I can tend to go off on tangents fairly easily on certain topics, but I’m going to avoid that here, and instead just point to a few interesting articles and radio bits on the subject that have been interesting to me. I feel like cooking and eating and food topics in general can get to be touchy subjects sometimes, so I try to write about it (and photograph it) as a conversation piece on a topic that interests me rather than from a position of knowing all the answers about food. I like to be inspired in the kitchen, and reading and listening to others talk about food does that for me, and maybe it does a bit for you as well. As Michael Pollan puts it, “Eat food, not too much, and mostly plants.” I subscribe wholeheartedly to this mantra, and I build on it with the idea that there’s no reason it can’t be delicious and fun and different every single night.

Run Less, Run Faster – this book really speaks to me at this stage of my life. I’m committed to being healthy and building a good platform moving forward as I age (get old, I know – I get it), but I’m a realist about how I spend my time. I’ve said all along that I don’t care about being an elite runner, but I also know that I like to study and improve and throw 110% into most things I do, so this gives me an avenue to do that at a personal level which helps to keep me engaged, i.e. lacing up my shoes and actually doing it. I also thought the chapter on a runner’s diet was interesting – particularly because it states that a highly varied, plant-based diet (little to no meat) is optimal. (Another great rec from Sam, marathon runner extraordinaire and all around nice gal.)

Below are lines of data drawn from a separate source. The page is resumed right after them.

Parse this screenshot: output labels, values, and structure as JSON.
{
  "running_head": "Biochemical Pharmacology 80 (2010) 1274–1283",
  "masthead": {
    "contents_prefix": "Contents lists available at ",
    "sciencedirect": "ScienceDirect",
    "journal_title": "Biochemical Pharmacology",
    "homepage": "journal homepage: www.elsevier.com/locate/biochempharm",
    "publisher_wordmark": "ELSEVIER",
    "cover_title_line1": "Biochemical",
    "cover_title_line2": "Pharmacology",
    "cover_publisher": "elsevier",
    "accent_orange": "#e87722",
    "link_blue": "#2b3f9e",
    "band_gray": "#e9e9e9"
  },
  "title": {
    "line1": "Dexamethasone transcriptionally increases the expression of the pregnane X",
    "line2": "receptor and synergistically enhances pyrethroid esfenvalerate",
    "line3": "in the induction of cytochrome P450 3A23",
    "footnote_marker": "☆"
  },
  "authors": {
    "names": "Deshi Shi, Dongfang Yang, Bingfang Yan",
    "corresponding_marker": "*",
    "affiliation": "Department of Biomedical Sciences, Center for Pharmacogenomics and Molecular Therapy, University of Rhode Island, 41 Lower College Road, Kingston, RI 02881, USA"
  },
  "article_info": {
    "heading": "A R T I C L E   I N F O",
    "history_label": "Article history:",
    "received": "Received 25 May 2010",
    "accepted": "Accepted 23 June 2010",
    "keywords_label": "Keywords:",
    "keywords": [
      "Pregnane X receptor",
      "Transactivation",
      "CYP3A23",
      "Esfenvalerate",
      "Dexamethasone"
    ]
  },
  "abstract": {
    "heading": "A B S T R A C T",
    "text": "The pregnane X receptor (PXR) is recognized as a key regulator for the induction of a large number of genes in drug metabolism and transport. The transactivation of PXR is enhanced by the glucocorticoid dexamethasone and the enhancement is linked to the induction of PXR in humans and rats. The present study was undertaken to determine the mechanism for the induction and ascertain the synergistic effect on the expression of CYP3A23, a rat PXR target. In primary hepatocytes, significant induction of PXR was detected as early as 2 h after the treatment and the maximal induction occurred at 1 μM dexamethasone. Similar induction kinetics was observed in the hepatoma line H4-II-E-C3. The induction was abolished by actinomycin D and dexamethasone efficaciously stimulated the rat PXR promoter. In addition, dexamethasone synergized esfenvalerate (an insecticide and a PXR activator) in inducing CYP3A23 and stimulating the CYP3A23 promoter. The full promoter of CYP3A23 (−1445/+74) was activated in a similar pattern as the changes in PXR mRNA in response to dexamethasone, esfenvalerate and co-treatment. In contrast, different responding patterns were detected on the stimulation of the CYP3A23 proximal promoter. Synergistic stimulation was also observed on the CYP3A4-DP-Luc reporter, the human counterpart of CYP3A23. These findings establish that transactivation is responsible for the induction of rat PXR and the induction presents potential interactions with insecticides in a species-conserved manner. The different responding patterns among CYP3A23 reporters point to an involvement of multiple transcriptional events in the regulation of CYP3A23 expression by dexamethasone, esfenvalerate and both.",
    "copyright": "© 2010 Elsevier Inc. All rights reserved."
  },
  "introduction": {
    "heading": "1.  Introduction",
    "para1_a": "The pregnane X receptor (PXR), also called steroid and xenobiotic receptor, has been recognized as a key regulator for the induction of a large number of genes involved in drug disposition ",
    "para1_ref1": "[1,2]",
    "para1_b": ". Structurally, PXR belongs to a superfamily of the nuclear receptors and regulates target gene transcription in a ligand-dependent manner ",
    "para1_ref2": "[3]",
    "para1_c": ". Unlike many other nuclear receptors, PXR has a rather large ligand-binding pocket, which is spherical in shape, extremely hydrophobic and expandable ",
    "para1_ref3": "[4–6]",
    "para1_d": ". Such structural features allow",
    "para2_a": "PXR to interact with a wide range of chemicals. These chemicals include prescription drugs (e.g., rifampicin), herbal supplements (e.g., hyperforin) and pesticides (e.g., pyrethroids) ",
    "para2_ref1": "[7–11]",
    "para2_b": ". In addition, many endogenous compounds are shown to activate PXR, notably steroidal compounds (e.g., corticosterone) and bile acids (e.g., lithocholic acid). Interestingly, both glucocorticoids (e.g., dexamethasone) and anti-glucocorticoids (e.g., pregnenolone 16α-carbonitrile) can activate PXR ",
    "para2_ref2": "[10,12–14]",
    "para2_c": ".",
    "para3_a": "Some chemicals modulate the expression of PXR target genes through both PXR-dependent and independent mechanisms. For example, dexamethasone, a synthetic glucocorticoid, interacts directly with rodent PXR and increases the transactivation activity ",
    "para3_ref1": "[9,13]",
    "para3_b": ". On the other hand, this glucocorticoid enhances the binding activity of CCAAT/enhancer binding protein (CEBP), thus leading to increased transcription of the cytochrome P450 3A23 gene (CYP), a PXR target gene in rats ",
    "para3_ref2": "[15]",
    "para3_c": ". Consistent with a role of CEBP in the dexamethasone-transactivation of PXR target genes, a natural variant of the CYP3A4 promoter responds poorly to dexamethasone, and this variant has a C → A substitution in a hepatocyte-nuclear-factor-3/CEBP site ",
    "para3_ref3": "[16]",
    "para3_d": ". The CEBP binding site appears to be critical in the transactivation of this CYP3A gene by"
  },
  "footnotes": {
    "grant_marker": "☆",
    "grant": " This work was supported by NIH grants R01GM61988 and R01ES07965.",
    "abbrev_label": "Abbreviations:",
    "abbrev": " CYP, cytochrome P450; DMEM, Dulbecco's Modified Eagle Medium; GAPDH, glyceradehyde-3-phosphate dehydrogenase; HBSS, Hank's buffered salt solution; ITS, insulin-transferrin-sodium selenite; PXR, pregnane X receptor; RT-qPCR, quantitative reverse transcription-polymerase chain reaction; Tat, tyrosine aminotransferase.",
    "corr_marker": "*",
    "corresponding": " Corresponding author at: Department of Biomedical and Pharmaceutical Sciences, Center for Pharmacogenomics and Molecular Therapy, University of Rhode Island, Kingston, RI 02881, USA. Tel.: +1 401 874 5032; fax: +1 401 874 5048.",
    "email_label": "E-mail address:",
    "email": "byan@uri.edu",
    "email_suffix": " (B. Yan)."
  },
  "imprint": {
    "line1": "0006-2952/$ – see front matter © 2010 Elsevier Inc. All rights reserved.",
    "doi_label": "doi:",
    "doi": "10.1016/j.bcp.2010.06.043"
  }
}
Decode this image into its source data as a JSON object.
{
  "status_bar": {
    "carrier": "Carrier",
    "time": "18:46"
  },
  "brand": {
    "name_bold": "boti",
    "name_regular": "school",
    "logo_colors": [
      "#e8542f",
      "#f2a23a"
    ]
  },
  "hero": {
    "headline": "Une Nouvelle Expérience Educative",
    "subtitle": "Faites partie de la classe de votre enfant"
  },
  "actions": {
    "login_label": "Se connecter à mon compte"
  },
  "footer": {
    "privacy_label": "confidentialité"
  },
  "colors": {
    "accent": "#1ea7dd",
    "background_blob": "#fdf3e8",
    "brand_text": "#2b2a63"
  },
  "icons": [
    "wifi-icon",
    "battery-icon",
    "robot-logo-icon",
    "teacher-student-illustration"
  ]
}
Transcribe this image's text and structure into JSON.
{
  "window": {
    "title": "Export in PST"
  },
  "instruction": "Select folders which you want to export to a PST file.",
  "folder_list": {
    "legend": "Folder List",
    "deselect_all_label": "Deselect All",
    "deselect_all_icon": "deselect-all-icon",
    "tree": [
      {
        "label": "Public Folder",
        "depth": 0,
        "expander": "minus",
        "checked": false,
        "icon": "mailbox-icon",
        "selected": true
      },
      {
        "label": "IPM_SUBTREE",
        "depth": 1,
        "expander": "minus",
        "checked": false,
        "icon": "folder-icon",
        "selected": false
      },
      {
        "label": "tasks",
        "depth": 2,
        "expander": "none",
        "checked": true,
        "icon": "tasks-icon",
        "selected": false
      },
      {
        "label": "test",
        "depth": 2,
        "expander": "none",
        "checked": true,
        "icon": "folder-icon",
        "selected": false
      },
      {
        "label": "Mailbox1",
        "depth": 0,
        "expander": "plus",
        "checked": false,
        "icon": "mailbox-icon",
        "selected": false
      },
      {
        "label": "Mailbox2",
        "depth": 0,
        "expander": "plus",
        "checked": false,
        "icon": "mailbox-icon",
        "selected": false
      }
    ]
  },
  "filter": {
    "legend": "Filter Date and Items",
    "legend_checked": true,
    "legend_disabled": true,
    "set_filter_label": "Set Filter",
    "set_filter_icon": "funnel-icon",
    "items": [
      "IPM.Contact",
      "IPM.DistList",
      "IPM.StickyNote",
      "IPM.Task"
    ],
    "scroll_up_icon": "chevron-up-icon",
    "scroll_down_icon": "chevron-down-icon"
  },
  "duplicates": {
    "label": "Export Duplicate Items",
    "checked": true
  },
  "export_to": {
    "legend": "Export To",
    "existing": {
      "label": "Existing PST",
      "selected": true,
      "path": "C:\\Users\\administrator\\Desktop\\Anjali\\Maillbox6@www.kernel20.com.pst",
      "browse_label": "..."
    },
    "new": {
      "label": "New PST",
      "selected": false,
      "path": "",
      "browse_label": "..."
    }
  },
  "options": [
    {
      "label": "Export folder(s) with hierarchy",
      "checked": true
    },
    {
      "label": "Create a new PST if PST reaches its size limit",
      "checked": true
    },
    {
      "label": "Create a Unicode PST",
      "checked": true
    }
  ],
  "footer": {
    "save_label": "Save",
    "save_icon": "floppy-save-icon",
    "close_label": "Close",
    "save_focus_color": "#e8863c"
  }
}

–Anything by Michael Pollan, but specifically Cooked. The new documentary series makes me sad (again) that we gave up Netflix. However, giving up Netflix also means I actually have time to put these goals into action.

–First Bite by Bee Wilson, as discussed on Fresh Air – I thought this interview was interesting, and I am always fascinated about how babies and children learn to eat, but I’m even more interested in her discussions on how adults can also learn (re-learn) how to eat in healthier ways.

Here are some of the best things we’ve been eating lately:

Stellar Quinoa Burger from Bon Appetit (Feb 2016) – this was definitely a weekend dish, and as many of the commenters pointed out, the burger didn’t hold together very well, but it was SO delicious that I’m determined to figure out a better binder. Or just resign myself to a messy dinner again. I made a spiced tomato chutney and sliced avocados for the top of the burger and it was divine.


This Blue Apron meal was DELICIOUS. I was all, what? Cheese? Lemons? Together, on a sandwich? And then I ate it. It hit all the crave points and the salad was spot on fantastic and I’m going to serve it at my first dinner party in our new dining room because I basically daydream about dinners with friends in the new space 24-7.


An old standby, but such a good weeknight dinner, particularly post-workout. M improvised a bit by making bread crumbs with leftover focaccia and it was delicious. Watch the salt on this one – add slowly. I don’t smash it in with the garlic like it says in the recipe.


And we hosted a table at trivia night last weekend, and I made a crowd favorite, the ginger-chocolate-apricot cookies from here, plus three sandwiches: Prosciutto-Pear-Brie with lightly dressed arugula, Roast Beef (cajun spice, rare, thinly sliced)-Aged Cheddar-Mayo/Dijon Mustard blend on bottom-Mango spread on top-Pickled Red Onions-Watercress, and Egg Salad-Watercress/Arugula blend-Pretzel Roll. They went over well, and we had a few leftover for Sunday lunch.


Spring is coming – I can feel it, and I’m fueling up and ready. Asparagus and rhubarb are on the horizon…